BEGIN Data to process

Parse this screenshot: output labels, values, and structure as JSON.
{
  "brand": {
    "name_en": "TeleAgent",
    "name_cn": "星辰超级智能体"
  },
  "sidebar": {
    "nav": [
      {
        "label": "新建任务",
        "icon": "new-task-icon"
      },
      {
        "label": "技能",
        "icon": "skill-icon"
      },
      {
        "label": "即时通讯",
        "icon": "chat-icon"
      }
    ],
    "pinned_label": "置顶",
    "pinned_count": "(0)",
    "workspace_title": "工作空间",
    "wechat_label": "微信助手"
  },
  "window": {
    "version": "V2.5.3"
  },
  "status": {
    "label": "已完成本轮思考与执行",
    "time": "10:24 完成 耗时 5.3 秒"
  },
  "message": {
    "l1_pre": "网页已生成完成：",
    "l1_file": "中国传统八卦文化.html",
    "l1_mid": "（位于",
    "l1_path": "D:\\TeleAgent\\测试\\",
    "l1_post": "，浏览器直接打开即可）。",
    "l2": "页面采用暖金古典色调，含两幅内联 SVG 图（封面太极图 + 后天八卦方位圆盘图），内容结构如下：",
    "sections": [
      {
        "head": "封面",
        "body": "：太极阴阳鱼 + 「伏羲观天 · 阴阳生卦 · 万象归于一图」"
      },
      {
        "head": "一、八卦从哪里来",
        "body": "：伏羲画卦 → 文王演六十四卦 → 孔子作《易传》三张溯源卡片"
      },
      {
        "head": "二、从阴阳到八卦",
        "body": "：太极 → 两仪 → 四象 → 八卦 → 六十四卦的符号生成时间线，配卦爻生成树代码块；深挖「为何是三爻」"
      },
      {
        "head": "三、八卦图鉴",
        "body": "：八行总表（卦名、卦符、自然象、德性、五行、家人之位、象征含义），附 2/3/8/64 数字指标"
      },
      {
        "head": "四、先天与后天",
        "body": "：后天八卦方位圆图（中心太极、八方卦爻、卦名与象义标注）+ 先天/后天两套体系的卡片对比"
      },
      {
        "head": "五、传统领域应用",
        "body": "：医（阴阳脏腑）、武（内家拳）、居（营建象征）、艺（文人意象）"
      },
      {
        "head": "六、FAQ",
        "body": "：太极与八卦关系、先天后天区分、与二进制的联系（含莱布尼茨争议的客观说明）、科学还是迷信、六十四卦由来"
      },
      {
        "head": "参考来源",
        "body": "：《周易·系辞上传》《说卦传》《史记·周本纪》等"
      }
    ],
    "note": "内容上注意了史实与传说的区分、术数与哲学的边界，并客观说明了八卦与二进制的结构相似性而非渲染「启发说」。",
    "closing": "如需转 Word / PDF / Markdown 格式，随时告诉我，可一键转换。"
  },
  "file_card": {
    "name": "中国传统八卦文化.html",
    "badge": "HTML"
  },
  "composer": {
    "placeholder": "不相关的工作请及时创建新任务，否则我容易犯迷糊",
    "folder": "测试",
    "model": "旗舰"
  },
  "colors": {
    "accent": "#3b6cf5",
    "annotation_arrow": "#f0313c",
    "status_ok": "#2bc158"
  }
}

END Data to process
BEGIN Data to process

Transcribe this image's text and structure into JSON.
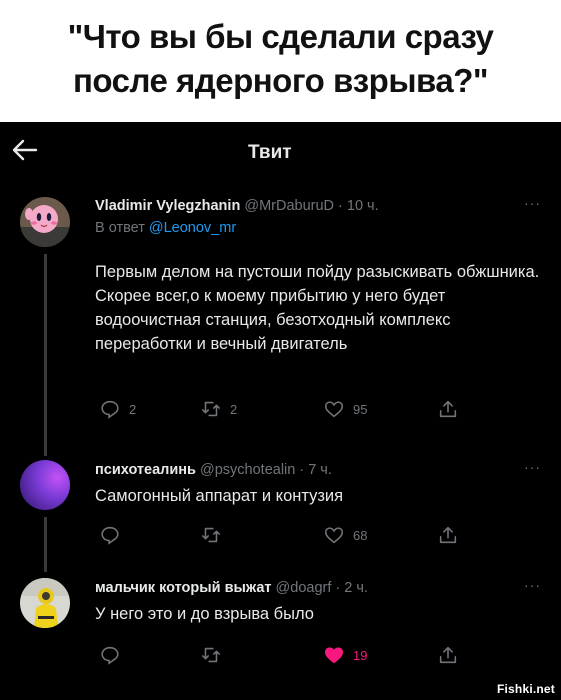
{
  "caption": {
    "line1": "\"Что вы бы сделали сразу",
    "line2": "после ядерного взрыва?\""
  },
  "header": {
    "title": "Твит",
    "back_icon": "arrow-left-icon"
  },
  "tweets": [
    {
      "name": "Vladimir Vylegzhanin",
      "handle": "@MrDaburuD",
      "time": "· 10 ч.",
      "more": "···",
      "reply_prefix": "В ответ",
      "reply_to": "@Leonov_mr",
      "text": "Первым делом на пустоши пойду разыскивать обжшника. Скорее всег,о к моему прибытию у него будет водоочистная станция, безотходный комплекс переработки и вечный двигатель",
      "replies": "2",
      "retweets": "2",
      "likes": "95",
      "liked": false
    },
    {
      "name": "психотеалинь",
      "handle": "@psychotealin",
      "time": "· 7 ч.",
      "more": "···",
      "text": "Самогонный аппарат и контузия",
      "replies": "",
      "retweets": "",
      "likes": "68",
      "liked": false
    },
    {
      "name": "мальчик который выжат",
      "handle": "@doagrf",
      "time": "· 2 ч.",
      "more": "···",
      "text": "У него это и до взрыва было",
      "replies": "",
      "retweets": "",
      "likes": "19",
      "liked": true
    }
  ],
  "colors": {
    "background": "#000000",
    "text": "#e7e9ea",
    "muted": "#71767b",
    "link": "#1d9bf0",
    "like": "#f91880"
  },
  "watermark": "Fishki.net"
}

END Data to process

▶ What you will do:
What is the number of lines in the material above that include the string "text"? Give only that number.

▶ Answer box:
5